So-Young and Ji-Seok have been trying for a baby for over a year yet, even as a gynaecologist, So-Young doesn’t seem to know why despite a healthy sex life (demonstrated fully at the start of the film). When Ji-Seok’s sister and fellow gynaecologist Min-Seo (Lee Seon-Jin) and her husband Yeong-Ho (Choi Jae-Won) arrive for a dinner date, So-Young discovers a condom which she later learns isn’t Min-Seo’s.
After learning about Su-Ji, So-Young moves out one her own, gets a hair cut and begins to embrace a new social life with Su-Ji and the rest of the yoga class, even scoring a young admirer/lover in Jae Hee (Kwon Sung-Min). Meanwhile Su-Ji is aware that her lover is married but she is too head over heels in love with him to break it off, even when he tries to end it after So-Young leaves him.
Su-Ji’s bonding with So-Young seems genuine to both, with the former finding a trustworthy confidante to whom she pours out her heart and feelings, while the latter has someone who helps her embrace a new vibrant single life and escape from her unhappiness. Then Su-Ji learns she is pregnant.
Yes, there had to be a reason why So-Young is a gynaecologist, playing neatly if slightly conveniently into creating some unnerving tension in the final act, and even then there is still a air of sympathy and reluctance from So-Young when extracting her vengeance. It is this neat detour from the usually aggrieved party goes bunny boiler which makes this a more palatable and enjoyable watch.
So-Young is clearly upset at her husband’s infidelity but refuses to hate him while Ji-Seok is a weak man who finds himself in love with two women, unwilling to let either go. Su-Ji is the not so unwitting piggy in the middle, enjoying the best of both worlds as she and So-Young grow closer due to Ji-Seok’s weakness for both women.
Along with the conventions of this well populated genre being toyed with, this film also shows how relaxed the censorship on sex and nudity in Korean cinema has come with both leading ladies regularly baring their bodies and getting down and dirty, which will score points with some viewers but frankly, are rather unnecessary in the grand scheme of things and doesn’t help the film’s momentum. Not to mention that Korean breast implants are a weird shape….

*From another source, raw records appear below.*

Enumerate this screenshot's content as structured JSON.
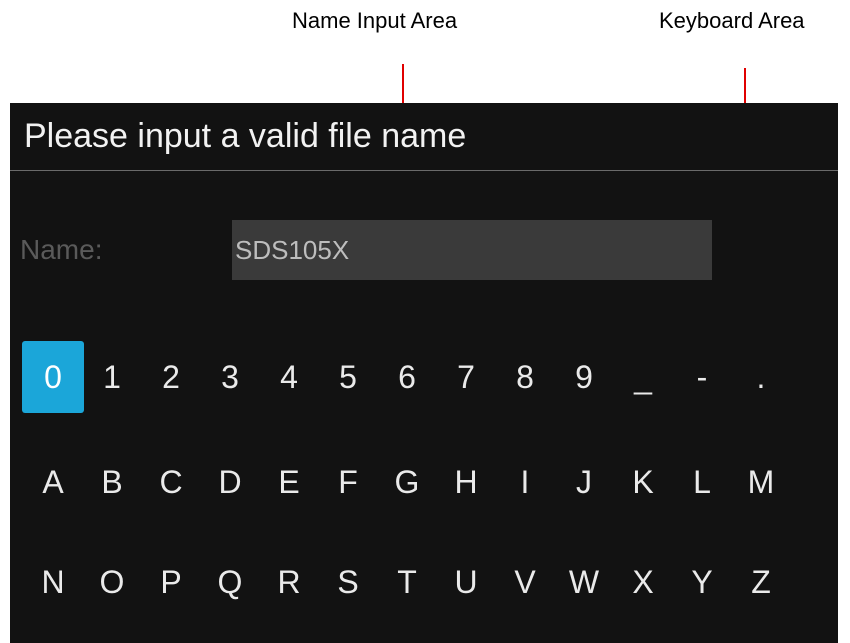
{
  "callouts": {
    "name_input": "Name Input Area",
    "keyboard": "Keyboard Area"
  },
  "colors": {
    "arrow": "#e00000",
    "dialog_background": "#121212",
    "input_background": "#3a3a3a",
    "selected_key": "#1ba6d9"
  },
  "dialog": {
    "title": "Please input a valid file name",
    "name_label": "Name:",
    "name_value": "SDS105X"
  },
  "keyboard": {
    "selected_key": "0",
    "rows": [
      [
        "0",
        "1",
        "2",
        "3",
        "4",
        "5",
        "6",
        "7",
        "8",
        "9",
        "_",
        "-",
        "."
      ],
      [
        "A",
        "B",
        "C",
        "D",
        "E",
        "F",
        "G",
        "H",
        "I",
        "J",
        "K",
        "L",
        "M"
      ],
      [
        "N",
        "O",
        "P",
        "Q",
        "R",
        "S",
        "T",
        "U",
        "V",
        "W",
        "X",
        "Y",
        "Z"
      ]
    ]
  }
}
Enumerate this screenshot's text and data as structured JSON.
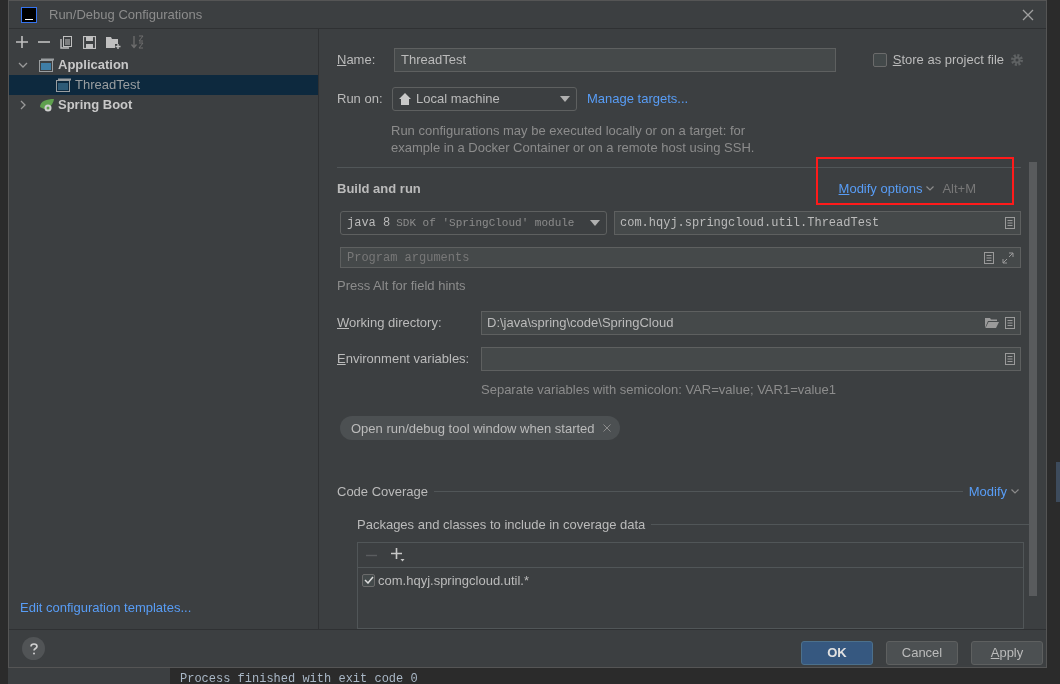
{
  "window": {
    "title": "Run/Debug Configurations"
  },
  "tree": [
    {
      "label": "Application",
      "kind": "application",
      "expanded": true,
      "selected": false,
      "children": [
        {
          "label": "ThreadTest",
          "kind": "application-item",
          "selected": true
        }
      ]
    },
    {
      "label": "Spring Boot",
      "kind": "spring",
      "expanded": false,
      "selected": false
    }
  ],
  "templates_link": "Edit configuration templates...",
  "name": {
    "label": "Name:",
    "mnemonic": true,
    "value": "ThreadTest"
  },
  "store_as_project_file": {
    "label": "Store as project file",
    "mnemonic": true,
    "checked": false
  },
  "run_on": {
    "label": "Run on:",
    "value": "Local machine",
    "link": "Manage targets...",
    "hint": "Run configurations may be executed locally or on a target: for example in a Docker Container or on a remote host using SSH."
  },
  "build_and_run": {
    "title": "Build and run",
    "modify_options": "Modify options",
    "shortcut": "Alt+M",
    "jre": {
      "version": "java 8",
      "detail": "SDK of 'SpringCloud' module"
    },
    "main_class": "com.hqyj.springcloud.util.ThreadTest",
    "program_arguments": {
      "placeholder": "Program arguments"
    },
    "field_hint": "Press Alt for field hints",
    "working_directory": {
      "label": "Working directory:",
      "mnemonic": true,
      "value": "D:\\java\\spring\\code\\SpringCloud"
    },
    "environment_variables": {
      "label": "Environment variables:",
      "mnemonic": true
    },
    "env_hint": "Separate variables with semicolon: VAR=value; VAR1=value1",
    "options": [
      "Open run/debug tool window when started"
    ]
  },
  "code_coverage": {
    "title": "Code Coverage",
    "modify": "Modify",
    "packages_title": "Packages and classes to include in coverage data",
    "entries": [
      {
        "label": "com.hqyj.springcloud.util.*",
        "checked": true
      }
    ]
  },
  "buttons": [
    {
      "label": "OK",
      "kind": "primary"
    },
    {
      "label": "Cancel",
      "kind": "secondary"
    },
    {
      "label": "Apply",
      "kind": "secondary",
      "mnemonic": true
    }
  ],
  "console": {
    "text": "Process finished with exit code 0"
  }
}
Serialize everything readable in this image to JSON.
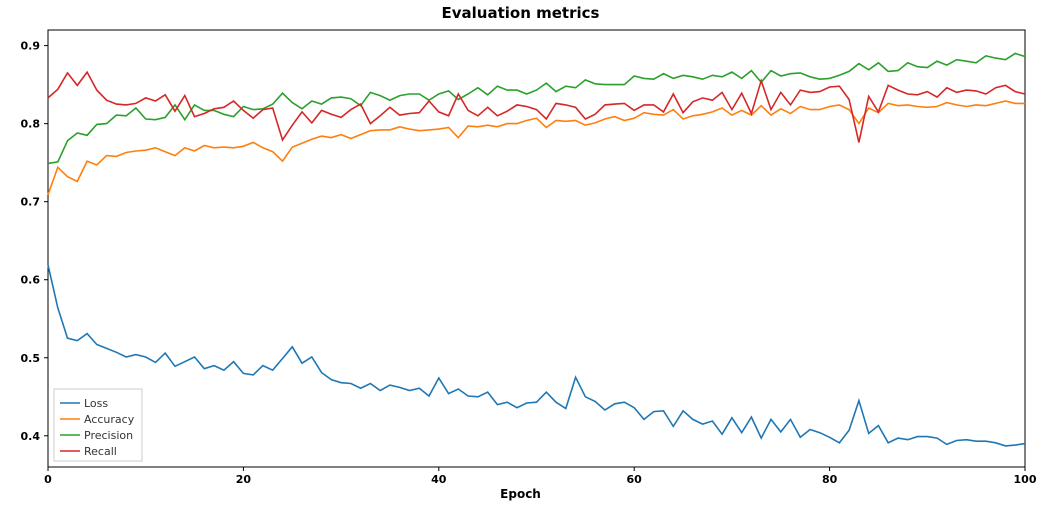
{
  "chart_data": {
    "type": "line",
    "title": "Evaluation metrics",
    "xlabel": "Epoch",
    "ylabel": "",
    "xlim": [
      0,
      100
    ],
    "ylim": [
      0.36,
      0.92
    ],
    "x_ticks": [
      0,
      20,
      40,
      60,
      80,
      100
    ],
    "y_ticks": [
      0.4,
      0.5,
      0.6,
      0.7,
      0.8,
      0.9
    ],
    "legend_position": "lower-left",
    "colors": {
      "Loss": "#1f77b4",
      "Accuracy": "#ff7f0e",
      "Precision": "#2ca02c",
      "Recall": "#d62728"
    },
    "x": [
      0,
      1,
      2,
      3,
      4,
      5,
      6,
      7,
      8,
      9,
      10,
      11,
      12,
      13,
      14,
      15,
      16,
      17,
      18,
      19,
      20,
      21,
      22,
      23,
      24,
      25,
      26,
      27,
      28,
      29,
      30,
      31,
      32,
      33,
      34,
      35,
      36,
      37,
      38,
      39,
      40,
      41,
      42,
      43,
      44,
      45,
      46,
      47,
      48,
      49,
      50,
      51,
      52,
      53,
      54,
      55,
      56,
      57,
      58,
      59,
      60,
      61,
      62,
      63,
      64,
      65,
      66,
      67,
      68,
      69,
      70,
      71,
      72,
      73,
      74,
      75,
      76,
      77,
      78,
      79,
      80,
      81,
      82,
      83,
      84,
      85,
      86,
      87,
      88,
      89,
      90,
      91,
      92,
      93,
      94,
      95,
      96,
      97,
      98,
      99,
      100
    ],
    "series": [
      {
        "name": "Loss",
        "values": [
          0.619,
          0.564,
          0.525,
          0.522,
          0.531,
          0.517,
          0.512,
          0.507,
          0.501,
          0.504,
          0.501,
          0.494,
          0.506,
          0.489,
          0.495,
          0.501,
          0.486,
          0.49,
          0.484,
          0.495,
          0.48,
          0.478,
          0.49,
          0.484,
          0.499,
          0.514,
          0.493,
          0.501,
          0.481,
          0.472,
          0.468,
          0.467,
          0.461,
          0.467,
          0.458,
          0.465,
          0.462,
          0.458,
          0.461,
          0.451,
          0.474,
          0.454,
          0.46,
          0.451,
          0.45,
          0.456,
          0.44,
          0.443,
          0.436,
          0.442,
          0.443,
          0.456,
          0.443,
          0.435,
          0.475,
          0.45,
          0.444,
          0.433,
          0.441,
          0.443,
          0.436,
          0.421,
          0.431,
          0.432,
          0.412,
          0.432,
          0.421,
          0.415,
          0.419,
          0.402,
          0.423,
          0.404,
          0.424,
          0.397,
          0.421,
          0.405,
          0.421,
          0.398,
          0.408,
          0.404,
          0.398,
          0.391,
          0.407,
          0.445,
          0.403,
          0.413,
          0.391,
          0.397,
          0.395,
          0.399,
          0.399,
          0.397,
          0.389,
          0.394,
          0.395,
          0.393,
          0.393,
          0.391,
          0.387,
          0.388,
          0.39
        ]
      },
      {
        "name": "Accuracy",
        "values": [
          0.709,
          0.744,
          0.732,
          0.726,
          0.752,
          0.747,
          0.759,
          0.758,
          0.763,
          0.765,
          0.766,
          0.769,
          0.764,
          0.759,
          0.769,
          0.765,
          0.772,
          0.769,
          0.77,
          0.769,
          0.771,
          0.776,
          0.769,
          0.764,
          0.752,
          0.77,
          0.775,
          0.78,
          0.784,
          0.782,
          0.786,
          0.781,
          0.786,
          0.791,
          0.792,
          0.792,
          0.796,
          0.793,
          0.791,
          0.792,
          0.793,
          0.795,
          0.782,
          0.797,
          0.796,
          0.798,
          0.796,
          0.8,
          0.8,
          0.804,
          0.807,
          0.795,
          0.804,
          0.803,
          0.804,
          0.798,
          0.801,
          0.806,
          0.809,
          0.804,
          0.807,
          0.814,
          0.812,
          0.811,
          0.818,
          0.806,
          0.81,
          0.812,
          0.815,
          0.82,
          0.811,
          0.817,
          0.811,
          0.823,
          0.811,
          0.819,
          0.813,
          0.822,
          0.818,
          0.818,
          0.822,
          0.824,
          0.818,
          0.8,
          0.82,
          0.814,
          0.826,
          0.823,
          0.824,
          0.822,
          0.821,
          0.822,
          0.827,
          0.824,
          0.822,
          0.824,
          0.823,
          0.826,
          0.829,
          0.826,
          0.826
        ]
      },
      {
        "name": "Precision",
        "values": [
          0.749,
          0.751,
          0.778,
          0.788,
          0.785,
          0.799,
          0.8,
          0.811,
          0.81,
          0.82,
          0.806,
          0.805,
          0.808,
          0.824,
          0.805,
          0.824,
          0.817,
          0.817,
          0.812,
          0.809,
          0.822,
          0.818,
          0.819,
          0.825,
          0.839,
          0.827,
          0.819,
          0.829,
          0.825,
          0.833,
          0.834,
          0.832,
          0.823,
          0.84,
          0.836,
          0.83,
          0.836,
          0.838,
          0.838,
          0.83,
          0.838,
          0.842,
          0.831,
          0.838,
          0.846,
          0.837,
          0.848,
          0.843,
          0.843,
          0.838,
          0.843,
          0.852,
          0.841,
          0.848,
          0.846,
          0.856,
          0.851,
          0.85,
          0.85,
          0.85,
          0.861,
          0.858,
          0.857,
          0.864,
          0.858,
          0.862,
          0.86,
          0.857,
          0.862,
          0.86,
          0.866,
          0.858,
          0.868,
          0.853,
          0.868,
          0.861,
          0.864,
          0.865,
          0.86,
          0.857,
          0.858,
          0.862,
          0.867,
          0.877,
          0.869,
          0.878,
          0.867,
          0.868,
          0.878,
          0.873,
          0.872,
          0.88,
          0.875,
          0.882,
          0.88,
          0.878,
          0.887,
          0.884,
          0.882,
          0.89,
          0.886
        ]
      },
      {
        "name": "Recall",
        "values": [
          0.833,
          0.844,
          0.865,
          0.849,
          0.866,
          0.843,
          0.83,
          0.825,
          0.824,
          0.826,
          0.833,
          0.829,
          0.837,
          0.816,
          0.836,
          0.809,
          0.813,
          0.819,
          0.821,
          0.829,
          0.817,
          0.807,
          0.818,
          0.82,
          0.779,
          0.798,
          0.815,
          0.801,
          0.817,
          0.812,
          0.808,
          0.818,
          0.825,
          0.8,
          0.81,
          0.821,
          0.811,
          0.813,
          0.814,
          0.829,
          0.815,
          0.81,
          0.838,
          0.817,
          0.81,
          0.821,
          0.81,
          0.816,
          0.824,
          0.822,
          0.818,
          0.806,
          0.826,
          0.824,
          0.821,
          0.806,
          0.812,
          0.824,
          0.825,
          0.826,
          0.817,
          0.824,
          0.824,
          0.815,
          0.838,
          0.814,
          0.828,
          0.833,
          0.83,
          0.84,
          0.818,
          0.839,
          0.813,
          0.855,
          0.818,
          0.84,
          0.824,
          0.843,
          0.84,
          0.841,
          0.847,
          0.848,
          0.831,
          0.776,
          0.835,
          0.815,
          0.849,
          0.843,
          0.838,
          0.837,
          0.841,
          0.834,
          0.846,
          0.84,
          0.843,
          0.842,
          0.838,
          0.846,
          0.849,
          0.841,
          0.838
        ]
      }
    ]
  }
}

Fortunately it is the drama which carries the film, superbly acted out by the two female leads. Eun-Kyung Shin is better known in the west for the My Wife Is A Gangster films; seeing her in a “glamorous” and mature role as So-Young is an initial shock but soon shows off her versatility as an actress.
She elicits sympathy from the audience from the onset yet there is always the wait for that moment when she snaps and unleashes hell on both Su-Ji and Ji-Seok. Shim Lee-Yeong’s elfin looks – reminiscent of Chinese actress Zhang Jingchu – are very helpful in matching the wide eyed innocence of Su-Ji’s blissfully unaware drifting through life and love.
It’s clear that Love In Between is aiming for one sector of the cinema going audience with its steamy sex scenes, yet it works better when aiming for those who prefer a solid drama. Perhaps not entirely original, this is a surprisingly taut and slickly made film all the same.